(Excerpts from an interface dataset)
○ ○ ○ ○ ○ ○ ○

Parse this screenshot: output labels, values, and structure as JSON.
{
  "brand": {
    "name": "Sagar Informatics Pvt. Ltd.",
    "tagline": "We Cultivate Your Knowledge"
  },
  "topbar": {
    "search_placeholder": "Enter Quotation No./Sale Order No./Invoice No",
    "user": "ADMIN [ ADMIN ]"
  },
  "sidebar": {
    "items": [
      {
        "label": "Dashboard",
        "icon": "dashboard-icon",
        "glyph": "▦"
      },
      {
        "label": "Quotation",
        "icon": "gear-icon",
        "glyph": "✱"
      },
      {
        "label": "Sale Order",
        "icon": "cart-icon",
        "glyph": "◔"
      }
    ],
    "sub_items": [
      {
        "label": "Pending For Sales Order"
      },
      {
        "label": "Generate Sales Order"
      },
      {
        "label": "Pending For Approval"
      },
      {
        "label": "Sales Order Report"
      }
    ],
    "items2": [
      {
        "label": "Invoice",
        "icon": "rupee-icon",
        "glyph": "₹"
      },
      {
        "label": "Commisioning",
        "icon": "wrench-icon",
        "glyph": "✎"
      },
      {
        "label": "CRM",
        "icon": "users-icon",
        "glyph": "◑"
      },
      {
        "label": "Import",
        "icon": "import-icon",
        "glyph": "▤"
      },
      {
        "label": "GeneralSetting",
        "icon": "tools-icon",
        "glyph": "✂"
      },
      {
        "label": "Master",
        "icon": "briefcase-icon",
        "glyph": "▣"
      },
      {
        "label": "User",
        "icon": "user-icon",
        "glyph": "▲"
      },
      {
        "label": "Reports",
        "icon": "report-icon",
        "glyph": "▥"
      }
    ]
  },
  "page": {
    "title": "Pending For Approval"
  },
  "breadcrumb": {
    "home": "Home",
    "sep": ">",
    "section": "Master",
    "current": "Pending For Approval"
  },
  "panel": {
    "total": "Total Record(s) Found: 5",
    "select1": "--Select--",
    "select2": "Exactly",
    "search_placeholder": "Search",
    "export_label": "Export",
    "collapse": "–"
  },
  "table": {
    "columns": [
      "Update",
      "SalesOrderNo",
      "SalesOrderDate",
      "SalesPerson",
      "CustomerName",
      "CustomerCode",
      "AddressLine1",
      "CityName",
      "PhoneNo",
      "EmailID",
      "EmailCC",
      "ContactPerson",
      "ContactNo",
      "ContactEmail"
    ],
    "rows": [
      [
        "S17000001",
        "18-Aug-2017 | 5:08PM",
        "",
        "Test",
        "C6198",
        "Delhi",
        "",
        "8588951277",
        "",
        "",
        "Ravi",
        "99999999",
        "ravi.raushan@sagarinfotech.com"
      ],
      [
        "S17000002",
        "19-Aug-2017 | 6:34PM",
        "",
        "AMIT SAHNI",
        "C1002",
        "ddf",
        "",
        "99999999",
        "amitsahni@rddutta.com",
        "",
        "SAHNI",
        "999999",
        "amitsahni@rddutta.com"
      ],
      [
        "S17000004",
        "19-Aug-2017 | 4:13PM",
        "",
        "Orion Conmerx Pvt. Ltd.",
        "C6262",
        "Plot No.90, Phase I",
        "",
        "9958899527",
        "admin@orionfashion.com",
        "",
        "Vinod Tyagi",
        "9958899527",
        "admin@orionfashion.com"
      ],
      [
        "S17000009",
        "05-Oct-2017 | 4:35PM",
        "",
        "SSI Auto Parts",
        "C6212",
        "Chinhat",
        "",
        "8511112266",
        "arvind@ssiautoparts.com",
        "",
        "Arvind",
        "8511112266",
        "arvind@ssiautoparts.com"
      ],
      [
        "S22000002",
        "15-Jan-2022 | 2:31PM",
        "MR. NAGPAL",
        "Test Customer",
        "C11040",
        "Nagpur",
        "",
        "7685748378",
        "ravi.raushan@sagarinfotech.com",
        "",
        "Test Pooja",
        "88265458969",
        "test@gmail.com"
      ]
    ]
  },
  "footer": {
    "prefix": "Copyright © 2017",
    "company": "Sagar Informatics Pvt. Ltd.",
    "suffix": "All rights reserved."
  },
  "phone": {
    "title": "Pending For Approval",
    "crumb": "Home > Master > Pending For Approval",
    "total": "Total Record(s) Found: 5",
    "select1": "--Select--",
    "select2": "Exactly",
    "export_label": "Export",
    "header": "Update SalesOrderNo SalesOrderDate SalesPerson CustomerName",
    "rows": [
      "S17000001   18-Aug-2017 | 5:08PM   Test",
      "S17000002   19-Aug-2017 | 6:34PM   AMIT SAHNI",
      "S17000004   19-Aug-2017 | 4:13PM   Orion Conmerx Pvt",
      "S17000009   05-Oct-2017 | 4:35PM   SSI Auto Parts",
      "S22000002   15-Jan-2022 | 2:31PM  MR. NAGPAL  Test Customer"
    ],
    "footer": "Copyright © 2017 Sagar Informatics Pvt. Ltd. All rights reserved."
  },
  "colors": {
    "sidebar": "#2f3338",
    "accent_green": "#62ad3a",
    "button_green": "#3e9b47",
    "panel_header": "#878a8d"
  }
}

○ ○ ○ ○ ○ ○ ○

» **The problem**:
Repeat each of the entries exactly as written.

» **Exercise result**:
Parse this screenshot: output labels, values, and structure as JSON.
{
  "brand": {
    "name": "Sagar Informatics Pvt. Ltd.",
    "tagline": "We Cultivate Your Knowledge"
  },
  "topbar": {
    "search_placeholder": "Enter Quotation No./Sale Order No./Invoice No",
    "user": "ADMIN [ ADMIN ]"
  },
  "sidebar": {
    "items": [
      {
        "label": "Dashboard",
        "icon": "dashboard-icon",
        "glyph": "▦"
      },
      {
        "label": "Quotation",
        "icon": "gear-icon",
        "glyph": "✱"
      },
      {
        "label": "Sale Order",
        "icon": "cart-icon",
        "glyph": "◔"
      }
    ],
    "sub_items": [
      {
        "label": "Pending For Sales Order"
      },
      {
        "label": "Generate Sales Order"
      },
      {
        "label": "Pending For Approval"
      },
      {
        "label": "Sales Order Report"
      }
    ],
    "items2": [
      {
        "label": "Invoice",
        "icon": "rupee-icon",
        "glyph": "₹"
      },
      {
        "label": "Commisioning",
        "icon": "wrench-icon",
        "glyph": "✎"
      },
      {
        "label": "CRM",
        "icon": "users-icon",
        "glyph": "◑"
      },
      {
        "label": "Import",
        "icon": "import-icon",
        "glyph": "▤"
      },
      {
        "label": "GeneralSetting",
        "icon": "tools-icon",
        "glyph": "✂"
      },
      {
        "label": "Master",
        "icon": "briefcase-icon",
        "glyph": "▣"
      },
      {
        "label": "User",
        "icon": "user-icon",
        "glyph": "▲"
      },
      {
        "label": "Reports",
        "icon": "report-icon",
        "glyph": "▥"
      }
    ]
  },
  "page": {
    "title": "Pending For Approval"
  },
  "breadcrumb": {
    "home": "Home",
    "sep": ">",
    "section": "Master",
    "current": "Pending For Approval"
  },
  "panel": {
    "total": "Total Record(s) Found: 5",
    "select1": "--Select--",
    "select2": "Exactly",
    "search_placeholder": "Search",
    "export_label": "Export",
    "collapse": "–"
  },
  "table": {
    "columns": [
      "Update",
      "SalesOrderNo",
      "SalesOrderDate",
      "SalesPerson",
      "CustomerName",
      "CustomerCode",
      "AddressLine1",
      "CityName",
      "PhoneNo",
      "EmailID",
      "EmailCC",
      "ContactPerson",
      "ContactNo",
      "ContactEmail"
    ],
    "rows": [
      [
        "S17000001",
        "18-Aug-2017 | 5:08PM",
        "",
        "Test",
        "C6198",
        "Delhi",
        "",
        "8588951277",
        "",
        "",
        "Ravi",
        "99999999",
        "ravi.raushan@sagarinfotech.com"
      ],
      [
        "S17000002",
        "19-Aug-2017 | 6:34PM",
        "",
        "AMIT SAHNI",
        "C1002",
        "ddf",
        "",
        "99999999",
        "amitsahni@rddutta.com",
        "",
        "SAHNI",
        "999999",
        "amitsahni@rddutta.com"
      ],
      [
        "S17000004",
        "19-Aug-2017 | 4:13PM",
        "",
        "Orion Conmerx Pvt. Ltd.",
        "C6262",
        "Plot No.90, Phase I",
        "",
        "9958899527",
        "admin@orionfashion.com",
        "",
        "Vinod Tyagi",
        "9958899527",
        "admin@orionfashion.com"
      ],
      [
        "S17000009",
        "05-Oct-2017 | 4:35PM",
        "",
        "SSI Auto Parts",
        "C6212",
        "Chinhat",
        "",
        "8511112266",
        "arvind@ssiautoparts.com",
        "",
        "Arvind",
        "8511112266",
        "arvind@ssiautoparts.com"
      ],
      [
        "S22000002",
        "15-Jan-2022 | 2:31PM",
        "MR. NAGPAL",
        "Test Customer",
        "C11040",
        "Nagpur",
        "",
        "7685748378",
        "ravi.raushan@sagarinfotech.com",
        "",
        "Test Pooja",
        "88265458969",
        "test@gmail.com"
      ]
    ]
  },
  "footer": {
    "prefix": "Copyright © 2017",
    "company": "Sagar Informatics Pvt. Ltd.",
    "suffix": "All rights reserved."
  },
  "phone": {
    "title": "Pending For Approval",
    "crumb": "Home > Master > Pending For Approval",
    "total": "Total Record(s) Found: 5",
    "select1": "--Select--",
    "select2": "Exactly",
    "export_label": "Export",
    "header": "Update SalesOrderNo SalesOrderDate SalesPerson CustomerName",
    "rows": [
      "S17000001   18-Aug-2017 | 5:08PM   Test",
      "S17000002   19-Aug-2017 | 6:34PM   AMIT SAHNI",
      "S17000004   19-Aug-2017 | 4:13PM   Orion Conmerx Pvt",
      "S17000009   05-Oct-2017 | 4:35PM   SSI Auto Parts",
      "S22000002   15-Jan-2022 | 2:31PM  MR. NAGPAL  Test Customer"
    ],
    "footer": "Copyright © 2017 Sagar Informatics Pvt. Ltd. All rights reserved."
  },
  "colors": {
    "sidebar": "#2f3338",
    "accent_green": "#62ad3a",
    "button_green": "#3e9b47",
    "panel_header": "#878a8d"
  }
}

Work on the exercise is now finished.